## Exercise aim
Copy out every line of the records in which "JSON" can be found.

───── Input data

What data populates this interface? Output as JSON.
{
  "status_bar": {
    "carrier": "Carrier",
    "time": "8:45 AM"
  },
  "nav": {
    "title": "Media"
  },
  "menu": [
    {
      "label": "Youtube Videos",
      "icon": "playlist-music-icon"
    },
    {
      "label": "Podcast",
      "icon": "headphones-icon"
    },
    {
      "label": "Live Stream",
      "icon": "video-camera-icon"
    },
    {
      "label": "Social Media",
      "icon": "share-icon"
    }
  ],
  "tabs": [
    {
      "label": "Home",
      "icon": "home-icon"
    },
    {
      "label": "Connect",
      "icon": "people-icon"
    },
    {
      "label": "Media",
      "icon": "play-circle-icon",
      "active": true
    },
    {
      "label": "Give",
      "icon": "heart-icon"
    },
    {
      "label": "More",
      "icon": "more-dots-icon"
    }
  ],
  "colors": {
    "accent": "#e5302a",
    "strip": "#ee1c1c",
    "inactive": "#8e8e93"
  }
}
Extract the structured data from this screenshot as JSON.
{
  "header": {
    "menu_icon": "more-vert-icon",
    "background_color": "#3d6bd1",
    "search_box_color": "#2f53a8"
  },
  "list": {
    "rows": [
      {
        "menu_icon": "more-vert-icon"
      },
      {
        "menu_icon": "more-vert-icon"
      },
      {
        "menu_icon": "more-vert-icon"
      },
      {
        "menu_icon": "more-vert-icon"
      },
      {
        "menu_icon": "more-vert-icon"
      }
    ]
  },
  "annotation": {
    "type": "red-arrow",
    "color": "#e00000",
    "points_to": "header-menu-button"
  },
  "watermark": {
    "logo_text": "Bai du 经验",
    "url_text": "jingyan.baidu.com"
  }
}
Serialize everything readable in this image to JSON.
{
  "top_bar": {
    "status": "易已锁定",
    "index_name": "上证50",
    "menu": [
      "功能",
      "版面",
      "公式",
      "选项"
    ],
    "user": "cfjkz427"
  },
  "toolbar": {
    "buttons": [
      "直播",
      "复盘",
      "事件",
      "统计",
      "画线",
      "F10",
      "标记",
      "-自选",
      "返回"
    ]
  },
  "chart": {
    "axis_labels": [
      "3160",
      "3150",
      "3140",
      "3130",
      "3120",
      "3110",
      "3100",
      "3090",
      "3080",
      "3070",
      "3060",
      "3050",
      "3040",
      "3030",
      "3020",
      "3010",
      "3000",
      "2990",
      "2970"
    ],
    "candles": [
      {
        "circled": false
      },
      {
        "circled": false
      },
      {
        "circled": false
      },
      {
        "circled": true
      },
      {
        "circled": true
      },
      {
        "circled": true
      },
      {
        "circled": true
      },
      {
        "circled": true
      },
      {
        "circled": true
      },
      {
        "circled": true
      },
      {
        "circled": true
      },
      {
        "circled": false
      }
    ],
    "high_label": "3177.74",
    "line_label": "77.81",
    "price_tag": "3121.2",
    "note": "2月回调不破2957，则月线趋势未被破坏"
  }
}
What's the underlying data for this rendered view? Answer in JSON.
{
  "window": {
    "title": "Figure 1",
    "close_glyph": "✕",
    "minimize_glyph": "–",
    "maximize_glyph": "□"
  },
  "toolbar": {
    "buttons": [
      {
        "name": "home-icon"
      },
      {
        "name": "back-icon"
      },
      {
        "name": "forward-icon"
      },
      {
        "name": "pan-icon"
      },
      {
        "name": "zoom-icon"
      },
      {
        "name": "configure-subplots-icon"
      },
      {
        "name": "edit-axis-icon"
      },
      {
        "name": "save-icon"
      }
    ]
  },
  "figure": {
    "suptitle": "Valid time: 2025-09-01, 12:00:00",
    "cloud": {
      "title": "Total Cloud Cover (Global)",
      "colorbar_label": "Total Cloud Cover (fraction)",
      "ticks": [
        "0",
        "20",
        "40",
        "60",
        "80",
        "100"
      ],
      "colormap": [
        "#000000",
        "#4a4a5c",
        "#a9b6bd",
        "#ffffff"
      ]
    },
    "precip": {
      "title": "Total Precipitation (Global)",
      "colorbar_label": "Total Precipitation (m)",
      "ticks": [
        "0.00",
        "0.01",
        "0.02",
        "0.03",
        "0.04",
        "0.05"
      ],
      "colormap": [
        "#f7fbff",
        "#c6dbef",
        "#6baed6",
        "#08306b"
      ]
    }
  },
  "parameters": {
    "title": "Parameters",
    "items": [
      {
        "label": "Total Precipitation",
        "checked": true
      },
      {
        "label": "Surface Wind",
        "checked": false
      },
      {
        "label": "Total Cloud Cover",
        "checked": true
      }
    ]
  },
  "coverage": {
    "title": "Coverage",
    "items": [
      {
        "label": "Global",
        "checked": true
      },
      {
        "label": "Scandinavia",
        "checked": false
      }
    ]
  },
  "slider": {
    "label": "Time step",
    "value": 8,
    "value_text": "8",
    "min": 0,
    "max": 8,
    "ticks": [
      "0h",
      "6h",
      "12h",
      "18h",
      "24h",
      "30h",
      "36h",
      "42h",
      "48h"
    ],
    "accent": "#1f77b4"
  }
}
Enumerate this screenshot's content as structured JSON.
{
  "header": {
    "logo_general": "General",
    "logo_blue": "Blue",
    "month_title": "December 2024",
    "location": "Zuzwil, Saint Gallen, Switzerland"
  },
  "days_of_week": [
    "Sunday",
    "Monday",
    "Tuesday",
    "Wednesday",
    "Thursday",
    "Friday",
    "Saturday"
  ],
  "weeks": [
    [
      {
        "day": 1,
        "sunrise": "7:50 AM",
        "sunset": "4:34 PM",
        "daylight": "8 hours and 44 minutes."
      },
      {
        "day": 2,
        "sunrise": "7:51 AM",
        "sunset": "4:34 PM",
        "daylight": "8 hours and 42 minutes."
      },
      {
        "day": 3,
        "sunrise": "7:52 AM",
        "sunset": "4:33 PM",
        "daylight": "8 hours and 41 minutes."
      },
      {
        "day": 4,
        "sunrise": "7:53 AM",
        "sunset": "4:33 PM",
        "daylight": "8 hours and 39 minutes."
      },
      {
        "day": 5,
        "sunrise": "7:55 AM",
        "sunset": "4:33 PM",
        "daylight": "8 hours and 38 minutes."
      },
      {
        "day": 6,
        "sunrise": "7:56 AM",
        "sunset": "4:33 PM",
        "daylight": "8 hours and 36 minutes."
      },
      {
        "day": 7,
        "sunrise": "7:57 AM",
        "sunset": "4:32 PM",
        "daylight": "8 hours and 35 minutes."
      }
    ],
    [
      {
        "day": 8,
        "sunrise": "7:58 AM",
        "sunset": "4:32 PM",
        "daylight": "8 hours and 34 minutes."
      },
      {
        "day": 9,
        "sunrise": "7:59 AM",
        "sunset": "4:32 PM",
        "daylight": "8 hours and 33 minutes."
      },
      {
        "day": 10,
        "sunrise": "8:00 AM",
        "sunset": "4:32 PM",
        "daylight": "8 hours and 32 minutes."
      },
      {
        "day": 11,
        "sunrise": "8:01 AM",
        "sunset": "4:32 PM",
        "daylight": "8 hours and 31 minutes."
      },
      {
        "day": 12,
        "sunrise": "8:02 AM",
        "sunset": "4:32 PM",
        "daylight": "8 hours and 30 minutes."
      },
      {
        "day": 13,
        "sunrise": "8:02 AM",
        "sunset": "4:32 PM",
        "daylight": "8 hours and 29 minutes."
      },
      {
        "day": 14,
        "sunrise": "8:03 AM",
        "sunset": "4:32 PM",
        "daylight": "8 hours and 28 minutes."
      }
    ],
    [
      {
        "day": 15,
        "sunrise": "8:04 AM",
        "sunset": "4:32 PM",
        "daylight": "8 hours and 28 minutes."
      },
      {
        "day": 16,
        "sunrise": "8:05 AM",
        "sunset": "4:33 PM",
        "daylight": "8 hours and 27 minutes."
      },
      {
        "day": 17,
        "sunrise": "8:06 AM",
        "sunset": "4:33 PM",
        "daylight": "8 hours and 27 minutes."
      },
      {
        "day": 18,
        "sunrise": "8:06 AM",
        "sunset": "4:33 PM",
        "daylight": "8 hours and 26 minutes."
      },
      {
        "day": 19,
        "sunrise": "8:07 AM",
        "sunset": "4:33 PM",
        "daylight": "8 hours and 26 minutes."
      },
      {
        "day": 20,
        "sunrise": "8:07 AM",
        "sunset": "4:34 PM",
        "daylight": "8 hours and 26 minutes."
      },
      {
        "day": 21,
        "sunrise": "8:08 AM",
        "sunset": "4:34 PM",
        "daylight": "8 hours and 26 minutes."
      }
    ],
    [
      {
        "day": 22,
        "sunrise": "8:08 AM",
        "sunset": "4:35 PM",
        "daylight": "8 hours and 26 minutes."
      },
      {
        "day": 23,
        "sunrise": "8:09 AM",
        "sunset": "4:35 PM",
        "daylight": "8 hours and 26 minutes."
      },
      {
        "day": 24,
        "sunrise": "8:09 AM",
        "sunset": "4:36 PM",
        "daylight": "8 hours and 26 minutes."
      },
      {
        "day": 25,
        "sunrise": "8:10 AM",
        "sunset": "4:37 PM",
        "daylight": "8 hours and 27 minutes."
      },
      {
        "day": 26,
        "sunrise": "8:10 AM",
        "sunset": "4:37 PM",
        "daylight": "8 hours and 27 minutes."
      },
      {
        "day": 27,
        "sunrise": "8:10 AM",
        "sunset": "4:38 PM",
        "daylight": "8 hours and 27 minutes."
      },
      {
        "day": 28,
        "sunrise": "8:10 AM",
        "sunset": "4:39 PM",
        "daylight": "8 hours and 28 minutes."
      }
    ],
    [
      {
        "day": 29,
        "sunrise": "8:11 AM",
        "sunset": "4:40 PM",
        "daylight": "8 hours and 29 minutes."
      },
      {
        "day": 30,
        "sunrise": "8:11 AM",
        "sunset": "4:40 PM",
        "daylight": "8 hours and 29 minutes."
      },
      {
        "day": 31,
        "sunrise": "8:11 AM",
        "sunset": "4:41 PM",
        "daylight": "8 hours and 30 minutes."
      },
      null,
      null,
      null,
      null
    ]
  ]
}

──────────

## Answer for this exercise
What data populates this interface? Output as JSON.
Extract the structured data from this screenshot as JSON.
Serialize everything readable in this image to JSON.
What's the underlying data for this rendered view? Answer in JSON.
Enumerate this screenshot's content as structured JSON.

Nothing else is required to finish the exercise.